[Records excerpted from a collection]

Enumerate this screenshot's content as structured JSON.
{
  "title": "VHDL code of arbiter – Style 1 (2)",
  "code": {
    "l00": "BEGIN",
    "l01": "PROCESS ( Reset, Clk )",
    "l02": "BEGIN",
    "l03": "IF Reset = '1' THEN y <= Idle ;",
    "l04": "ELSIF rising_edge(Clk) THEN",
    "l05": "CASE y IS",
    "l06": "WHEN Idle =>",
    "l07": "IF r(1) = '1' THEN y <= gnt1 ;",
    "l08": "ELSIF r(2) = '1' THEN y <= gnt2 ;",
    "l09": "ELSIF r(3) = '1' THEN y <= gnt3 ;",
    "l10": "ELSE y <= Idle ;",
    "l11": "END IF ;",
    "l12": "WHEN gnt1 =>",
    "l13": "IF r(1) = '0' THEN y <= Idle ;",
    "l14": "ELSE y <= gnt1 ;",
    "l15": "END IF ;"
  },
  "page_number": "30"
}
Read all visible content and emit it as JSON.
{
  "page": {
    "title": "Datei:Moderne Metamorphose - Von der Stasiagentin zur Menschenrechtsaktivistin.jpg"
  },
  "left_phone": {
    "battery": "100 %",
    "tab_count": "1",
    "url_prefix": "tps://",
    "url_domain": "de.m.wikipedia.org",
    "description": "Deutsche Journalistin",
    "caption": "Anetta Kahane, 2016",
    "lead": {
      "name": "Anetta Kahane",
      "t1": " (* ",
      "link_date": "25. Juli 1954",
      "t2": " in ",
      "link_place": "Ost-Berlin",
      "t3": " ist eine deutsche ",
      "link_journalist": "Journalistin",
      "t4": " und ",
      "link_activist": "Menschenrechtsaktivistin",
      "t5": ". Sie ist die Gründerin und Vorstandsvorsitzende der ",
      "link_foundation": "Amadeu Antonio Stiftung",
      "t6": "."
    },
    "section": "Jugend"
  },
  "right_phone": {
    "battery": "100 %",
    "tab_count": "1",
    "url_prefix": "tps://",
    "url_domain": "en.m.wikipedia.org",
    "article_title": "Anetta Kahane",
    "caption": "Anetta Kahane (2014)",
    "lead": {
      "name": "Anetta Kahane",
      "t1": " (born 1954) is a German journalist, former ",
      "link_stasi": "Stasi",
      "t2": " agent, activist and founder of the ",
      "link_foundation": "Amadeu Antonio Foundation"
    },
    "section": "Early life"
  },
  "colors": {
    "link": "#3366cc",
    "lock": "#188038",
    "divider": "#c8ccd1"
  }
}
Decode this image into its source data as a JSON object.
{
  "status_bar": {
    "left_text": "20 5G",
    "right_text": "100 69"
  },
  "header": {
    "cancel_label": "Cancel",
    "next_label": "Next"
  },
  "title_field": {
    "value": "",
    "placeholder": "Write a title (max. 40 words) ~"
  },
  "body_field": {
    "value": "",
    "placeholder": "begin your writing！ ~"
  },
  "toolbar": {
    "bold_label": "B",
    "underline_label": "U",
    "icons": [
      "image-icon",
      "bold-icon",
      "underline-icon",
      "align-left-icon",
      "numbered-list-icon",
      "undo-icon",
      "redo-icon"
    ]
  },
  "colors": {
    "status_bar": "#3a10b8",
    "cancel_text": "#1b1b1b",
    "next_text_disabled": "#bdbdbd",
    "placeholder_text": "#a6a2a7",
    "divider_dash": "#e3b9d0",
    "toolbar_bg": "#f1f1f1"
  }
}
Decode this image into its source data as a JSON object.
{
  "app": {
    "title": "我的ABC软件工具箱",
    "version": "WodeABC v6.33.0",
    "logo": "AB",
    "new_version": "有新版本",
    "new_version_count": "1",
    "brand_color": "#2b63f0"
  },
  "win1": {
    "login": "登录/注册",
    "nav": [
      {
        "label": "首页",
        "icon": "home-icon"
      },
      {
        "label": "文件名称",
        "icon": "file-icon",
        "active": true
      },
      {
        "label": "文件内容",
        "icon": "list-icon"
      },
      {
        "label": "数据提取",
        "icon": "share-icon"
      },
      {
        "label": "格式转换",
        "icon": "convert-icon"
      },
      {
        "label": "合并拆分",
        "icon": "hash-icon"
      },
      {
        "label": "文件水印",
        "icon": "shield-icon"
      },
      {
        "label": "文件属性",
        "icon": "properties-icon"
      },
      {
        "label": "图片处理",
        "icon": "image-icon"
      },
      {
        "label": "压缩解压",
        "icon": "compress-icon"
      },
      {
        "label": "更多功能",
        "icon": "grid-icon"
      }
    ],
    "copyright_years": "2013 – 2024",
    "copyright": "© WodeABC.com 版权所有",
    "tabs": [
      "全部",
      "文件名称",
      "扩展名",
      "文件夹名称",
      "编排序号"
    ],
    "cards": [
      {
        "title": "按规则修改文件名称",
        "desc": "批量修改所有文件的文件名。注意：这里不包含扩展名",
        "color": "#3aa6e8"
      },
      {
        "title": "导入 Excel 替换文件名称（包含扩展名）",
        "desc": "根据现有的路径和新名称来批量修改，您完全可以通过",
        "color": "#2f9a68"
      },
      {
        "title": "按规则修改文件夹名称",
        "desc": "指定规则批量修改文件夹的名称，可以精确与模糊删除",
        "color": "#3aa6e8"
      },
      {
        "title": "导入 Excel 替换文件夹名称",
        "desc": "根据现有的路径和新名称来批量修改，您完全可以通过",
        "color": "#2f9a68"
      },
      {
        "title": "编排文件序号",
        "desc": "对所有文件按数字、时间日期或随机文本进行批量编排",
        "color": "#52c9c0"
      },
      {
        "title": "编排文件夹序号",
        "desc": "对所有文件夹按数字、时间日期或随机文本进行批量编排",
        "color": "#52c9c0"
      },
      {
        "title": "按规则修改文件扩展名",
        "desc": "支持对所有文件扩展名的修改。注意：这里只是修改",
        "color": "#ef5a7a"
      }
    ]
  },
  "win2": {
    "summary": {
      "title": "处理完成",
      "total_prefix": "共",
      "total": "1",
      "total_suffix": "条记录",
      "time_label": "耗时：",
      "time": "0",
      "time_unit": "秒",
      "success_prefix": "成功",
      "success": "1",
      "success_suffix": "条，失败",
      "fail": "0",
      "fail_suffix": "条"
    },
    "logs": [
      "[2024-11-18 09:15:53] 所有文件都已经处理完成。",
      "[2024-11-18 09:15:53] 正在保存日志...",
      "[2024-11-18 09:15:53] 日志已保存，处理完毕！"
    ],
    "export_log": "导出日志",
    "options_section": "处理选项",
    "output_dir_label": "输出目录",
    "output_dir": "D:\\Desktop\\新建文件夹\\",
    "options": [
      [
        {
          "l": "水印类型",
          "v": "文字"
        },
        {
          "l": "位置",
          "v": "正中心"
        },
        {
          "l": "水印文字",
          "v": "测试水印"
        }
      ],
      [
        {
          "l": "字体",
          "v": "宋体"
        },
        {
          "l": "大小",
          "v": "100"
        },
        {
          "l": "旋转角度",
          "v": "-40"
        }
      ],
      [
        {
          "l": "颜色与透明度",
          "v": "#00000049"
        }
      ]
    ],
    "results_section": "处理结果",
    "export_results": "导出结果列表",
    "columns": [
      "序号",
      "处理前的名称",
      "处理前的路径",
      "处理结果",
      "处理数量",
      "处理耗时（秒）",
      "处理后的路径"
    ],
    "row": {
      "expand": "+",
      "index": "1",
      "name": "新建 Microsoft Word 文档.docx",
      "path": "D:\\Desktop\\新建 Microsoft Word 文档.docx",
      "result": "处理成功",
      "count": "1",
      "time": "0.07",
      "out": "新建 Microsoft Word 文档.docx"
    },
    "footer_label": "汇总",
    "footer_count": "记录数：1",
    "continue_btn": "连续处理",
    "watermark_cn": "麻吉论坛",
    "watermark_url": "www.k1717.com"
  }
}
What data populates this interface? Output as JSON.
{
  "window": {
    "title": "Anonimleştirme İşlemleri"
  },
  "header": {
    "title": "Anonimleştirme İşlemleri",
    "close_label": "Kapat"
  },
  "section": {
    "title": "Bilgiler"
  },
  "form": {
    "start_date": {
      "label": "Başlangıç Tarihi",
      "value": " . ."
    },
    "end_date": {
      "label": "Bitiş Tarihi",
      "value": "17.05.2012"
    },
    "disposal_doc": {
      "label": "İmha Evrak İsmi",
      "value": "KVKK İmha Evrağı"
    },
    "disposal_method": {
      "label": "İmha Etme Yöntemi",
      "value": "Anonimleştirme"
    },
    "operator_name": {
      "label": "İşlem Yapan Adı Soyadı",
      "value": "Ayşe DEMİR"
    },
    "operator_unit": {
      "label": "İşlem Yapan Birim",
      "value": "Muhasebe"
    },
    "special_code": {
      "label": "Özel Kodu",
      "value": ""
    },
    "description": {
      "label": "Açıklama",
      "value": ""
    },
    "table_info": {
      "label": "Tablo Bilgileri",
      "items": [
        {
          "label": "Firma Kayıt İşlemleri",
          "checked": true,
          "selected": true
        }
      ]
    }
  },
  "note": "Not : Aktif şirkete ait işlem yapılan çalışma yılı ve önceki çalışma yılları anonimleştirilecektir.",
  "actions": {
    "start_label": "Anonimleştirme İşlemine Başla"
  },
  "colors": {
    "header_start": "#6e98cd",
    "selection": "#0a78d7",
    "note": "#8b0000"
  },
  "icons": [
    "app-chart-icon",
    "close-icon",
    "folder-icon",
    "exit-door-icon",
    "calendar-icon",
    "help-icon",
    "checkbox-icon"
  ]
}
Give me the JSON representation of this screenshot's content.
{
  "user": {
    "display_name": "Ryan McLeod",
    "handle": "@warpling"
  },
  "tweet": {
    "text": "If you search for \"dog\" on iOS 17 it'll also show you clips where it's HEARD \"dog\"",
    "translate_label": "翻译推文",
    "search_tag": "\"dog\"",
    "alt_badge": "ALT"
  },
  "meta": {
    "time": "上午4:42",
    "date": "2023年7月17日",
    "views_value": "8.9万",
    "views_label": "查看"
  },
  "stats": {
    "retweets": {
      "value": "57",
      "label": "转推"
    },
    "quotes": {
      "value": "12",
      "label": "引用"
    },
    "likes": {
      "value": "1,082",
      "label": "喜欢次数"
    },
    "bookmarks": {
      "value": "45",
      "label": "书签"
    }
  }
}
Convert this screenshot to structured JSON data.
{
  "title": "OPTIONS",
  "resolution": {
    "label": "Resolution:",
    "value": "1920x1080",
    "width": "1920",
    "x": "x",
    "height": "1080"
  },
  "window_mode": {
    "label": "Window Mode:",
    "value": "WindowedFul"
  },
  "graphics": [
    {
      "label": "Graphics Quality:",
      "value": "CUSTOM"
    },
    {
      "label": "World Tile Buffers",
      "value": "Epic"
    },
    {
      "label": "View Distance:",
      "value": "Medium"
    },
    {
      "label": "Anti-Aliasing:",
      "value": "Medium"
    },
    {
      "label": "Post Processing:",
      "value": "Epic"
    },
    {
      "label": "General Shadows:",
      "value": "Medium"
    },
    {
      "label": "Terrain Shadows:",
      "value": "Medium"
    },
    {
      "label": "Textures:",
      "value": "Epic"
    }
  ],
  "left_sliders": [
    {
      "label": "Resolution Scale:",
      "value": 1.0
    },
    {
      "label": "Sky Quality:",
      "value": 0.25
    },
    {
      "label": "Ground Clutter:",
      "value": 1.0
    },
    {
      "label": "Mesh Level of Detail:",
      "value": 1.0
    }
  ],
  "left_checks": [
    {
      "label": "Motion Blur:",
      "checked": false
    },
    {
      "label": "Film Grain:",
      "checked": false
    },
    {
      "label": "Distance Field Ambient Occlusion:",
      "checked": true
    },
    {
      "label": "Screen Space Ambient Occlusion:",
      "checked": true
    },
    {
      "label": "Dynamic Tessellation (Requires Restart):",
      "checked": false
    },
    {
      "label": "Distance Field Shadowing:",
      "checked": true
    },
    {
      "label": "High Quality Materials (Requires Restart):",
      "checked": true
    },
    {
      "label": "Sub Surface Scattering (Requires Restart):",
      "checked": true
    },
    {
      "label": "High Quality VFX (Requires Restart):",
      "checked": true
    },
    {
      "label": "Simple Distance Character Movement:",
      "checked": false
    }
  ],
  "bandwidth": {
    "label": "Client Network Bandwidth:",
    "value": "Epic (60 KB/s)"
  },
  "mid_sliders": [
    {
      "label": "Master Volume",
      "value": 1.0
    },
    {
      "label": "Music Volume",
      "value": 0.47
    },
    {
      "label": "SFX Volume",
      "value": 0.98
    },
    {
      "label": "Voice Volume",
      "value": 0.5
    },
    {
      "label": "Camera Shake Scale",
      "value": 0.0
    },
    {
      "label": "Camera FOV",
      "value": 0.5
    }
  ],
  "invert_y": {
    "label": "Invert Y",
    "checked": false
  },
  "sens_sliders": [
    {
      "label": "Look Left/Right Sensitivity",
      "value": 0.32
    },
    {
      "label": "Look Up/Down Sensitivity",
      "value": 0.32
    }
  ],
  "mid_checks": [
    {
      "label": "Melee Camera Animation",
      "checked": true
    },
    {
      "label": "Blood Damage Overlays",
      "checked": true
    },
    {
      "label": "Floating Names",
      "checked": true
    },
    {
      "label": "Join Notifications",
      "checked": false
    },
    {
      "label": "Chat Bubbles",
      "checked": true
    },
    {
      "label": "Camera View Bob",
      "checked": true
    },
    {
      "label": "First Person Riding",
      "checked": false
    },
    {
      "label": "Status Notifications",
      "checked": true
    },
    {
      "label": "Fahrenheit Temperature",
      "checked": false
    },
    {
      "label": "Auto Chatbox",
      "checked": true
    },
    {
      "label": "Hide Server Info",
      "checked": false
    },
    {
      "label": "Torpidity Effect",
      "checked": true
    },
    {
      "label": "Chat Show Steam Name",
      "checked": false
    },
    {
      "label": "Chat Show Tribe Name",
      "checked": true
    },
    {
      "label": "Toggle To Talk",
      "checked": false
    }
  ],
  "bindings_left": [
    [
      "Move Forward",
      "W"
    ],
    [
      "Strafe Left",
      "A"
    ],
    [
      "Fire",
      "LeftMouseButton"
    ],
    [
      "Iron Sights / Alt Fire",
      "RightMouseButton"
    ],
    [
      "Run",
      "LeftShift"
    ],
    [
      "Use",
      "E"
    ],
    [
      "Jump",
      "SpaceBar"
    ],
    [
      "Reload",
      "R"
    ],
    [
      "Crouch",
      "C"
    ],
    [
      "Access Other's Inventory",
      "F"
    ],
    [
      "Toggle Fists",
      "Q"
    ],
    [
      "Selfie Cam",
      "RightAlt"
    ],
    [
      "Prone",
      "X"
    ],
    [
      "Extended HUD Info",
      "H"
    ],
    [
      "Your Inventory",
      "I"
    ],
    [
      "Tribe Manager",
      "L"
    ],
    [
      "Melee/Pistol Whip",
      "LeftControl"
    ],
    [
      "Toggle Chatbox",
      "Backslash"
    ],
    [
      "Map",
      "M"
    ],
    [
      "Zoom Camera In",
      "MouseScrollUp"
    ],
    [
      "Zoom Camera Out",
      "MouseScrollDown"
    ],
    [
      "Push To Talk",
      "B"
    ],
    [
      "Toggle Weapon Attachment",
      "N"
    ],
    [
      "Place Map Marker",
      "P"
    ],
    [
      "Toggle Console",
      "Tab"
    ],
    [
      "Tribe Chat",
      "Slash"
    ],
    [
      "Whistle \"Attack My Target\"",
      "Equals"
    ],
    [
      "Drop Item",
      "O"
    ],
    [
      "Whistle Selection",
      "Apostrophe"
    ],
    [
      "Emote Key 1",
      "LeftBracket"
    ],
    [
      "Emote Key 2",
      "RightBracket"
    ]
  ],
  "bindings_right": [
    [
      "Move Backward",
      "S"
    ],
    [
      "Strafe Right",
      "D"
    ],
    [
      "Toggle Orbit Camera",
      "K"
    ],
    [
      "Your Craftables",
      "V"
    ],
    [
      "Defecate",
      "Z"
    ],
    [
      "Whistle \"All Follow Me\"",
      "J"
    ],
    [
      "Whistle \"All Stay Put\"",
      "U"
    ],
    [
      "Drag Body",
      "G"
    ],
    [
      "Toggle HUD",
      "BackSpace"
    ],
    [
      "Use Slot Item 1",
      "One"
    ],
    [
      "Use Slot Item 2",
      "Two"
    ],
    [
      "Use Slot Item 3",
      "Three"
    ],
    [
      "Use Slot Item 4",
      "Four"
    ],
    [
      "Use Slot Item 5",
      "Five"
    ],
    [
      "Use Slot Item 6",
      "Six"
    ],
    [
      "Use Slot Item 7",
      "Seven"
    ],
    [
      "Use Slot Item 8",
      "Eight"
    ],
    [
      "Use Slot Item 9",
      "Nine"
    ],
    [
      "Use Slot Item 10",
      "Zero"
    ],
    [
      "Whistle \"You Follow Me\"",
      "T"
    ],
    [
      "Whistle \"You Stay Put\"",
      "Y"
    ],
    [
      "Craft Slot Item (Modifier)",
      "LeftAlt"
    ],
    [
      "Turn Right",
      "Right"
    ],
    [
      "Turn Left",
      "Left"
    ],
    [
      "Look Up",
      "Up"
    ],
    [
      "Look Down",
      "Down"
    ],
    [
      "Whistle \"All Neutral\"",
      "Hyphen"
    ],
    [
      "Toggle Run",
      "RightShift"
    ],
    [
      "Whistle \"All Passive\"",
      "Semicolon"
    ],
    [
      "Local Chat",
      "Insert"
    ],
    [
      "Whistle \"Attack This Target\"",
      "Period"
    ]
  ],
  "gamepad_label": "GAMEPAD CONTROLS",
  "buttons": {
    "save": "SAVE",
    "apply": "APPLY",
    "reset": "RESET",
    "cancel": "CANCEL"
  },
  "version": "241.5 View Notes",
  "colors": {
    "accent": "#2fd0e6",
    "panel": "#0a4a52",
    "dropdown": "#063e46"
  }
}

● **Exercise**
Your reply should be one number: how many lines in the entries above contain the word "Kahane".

● **Completed task**
5